To finish the model I weathered the ship by airbrushing light coats of Euro-1 Gray onto the ship. I painted a few coats of gloss coat onto the deflector dish housing, and the Bussard Collectors, and Warp Field Generators. Then I glued the main deflector dish into the deflector housing.
To display the model I wanted something a little different from my typical display stand. I bought a wooden plaque and stained it. Instead of using wooden dowel rods to support the model I used a clear wand used to open Venetian blinds. To make the display stand stand out a little more I downloaded a Dedication Plaque from the internet. I used my photo editing software to customize the Dedication Plaque for my ship.
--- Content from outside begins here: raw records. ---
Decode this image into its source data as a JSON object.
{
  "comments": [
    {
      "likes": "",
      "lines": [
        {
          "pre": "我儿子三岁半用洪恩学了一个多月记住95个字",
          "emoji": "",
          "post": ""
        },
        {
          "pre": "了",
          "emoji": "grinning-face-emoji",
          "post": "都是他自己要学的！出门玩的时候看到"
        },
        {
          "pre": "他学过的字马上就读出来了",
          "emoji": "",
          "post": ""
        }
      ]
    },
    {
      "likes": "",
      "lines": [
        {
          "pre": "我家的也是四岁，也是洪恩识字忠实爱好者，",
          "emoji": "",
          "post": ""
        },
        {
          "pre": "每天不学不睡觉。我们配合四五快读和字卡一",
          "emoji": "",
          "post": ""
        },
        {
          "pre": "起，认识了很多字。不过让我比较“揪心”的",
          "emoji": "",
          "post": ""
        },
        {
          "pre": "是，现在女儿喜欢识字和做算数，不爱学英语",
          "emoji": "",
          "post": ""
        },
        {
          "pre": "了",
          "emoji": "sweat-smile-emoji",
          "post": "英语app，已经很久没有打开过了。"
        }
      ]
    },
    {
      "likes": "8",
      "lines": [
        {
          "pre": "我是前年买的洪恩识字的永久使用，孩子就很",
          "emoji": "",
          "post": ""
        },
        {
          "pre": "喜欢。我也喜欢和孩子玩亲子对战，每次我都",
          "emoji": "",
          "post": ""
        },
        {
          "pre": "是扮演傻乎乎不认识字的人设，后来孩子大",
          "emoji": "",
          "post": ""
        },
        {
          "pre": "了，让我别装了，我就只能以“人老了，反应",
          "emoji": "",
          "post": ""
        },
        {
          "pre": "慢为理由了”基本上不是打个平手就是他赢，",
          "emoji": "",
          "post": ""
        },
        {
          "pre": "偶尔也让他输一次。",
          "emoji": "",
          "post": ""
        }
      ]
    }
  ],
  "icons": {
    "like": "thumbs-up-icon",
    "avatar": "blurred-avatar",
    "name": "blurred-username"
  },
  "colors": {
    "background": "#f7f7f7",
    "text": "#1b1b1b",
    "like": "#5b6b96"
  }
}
I laminated the plaque after I printed it and attached it to the stand with brass detail nails. I enjoyed making the dedication plaque for the ship I added some fun details to it. The ship was built at Starfleet’s Pittsburgh Fleet Yards, and I am listed on the plaque as the Yard Engineer. The ships motto “You cannot strengthen the weak by weakening the strong” is from a speech given by Abraham Lincoln.
I really enjoyed this project. The model was challenging but very enjoyable. I had read and heard people talk about the Glass Reinforced Plastic GRP that WARP uses. Yes the model is fragile, but what model isn’t.While I was building the model I only two cracks occur. Both were very small and very easy to fix. I am very happy with the way the model turned out. I was surprised at how well the aztec pattern turned out. From start to finish this project took about 2 ½ months to complete. The need for the parts from the Enterprise-D and the quality of the decals detract from the kit, however when assembled and with the decals from JT Graphics the kit turns out quite well. I would recommend this kit to any one who has to have a Nebula, or someone who is looking for a different type of project.
All of the Paints used were Testors but Primer; all paints were flat unless noted below
Editor's Note There are two other reviews of this conversion on the site: Dougie Bain's and Kevin Parkinson's
This page copyright © 2002 Starship Modeler. Last updated on 16 April 2002.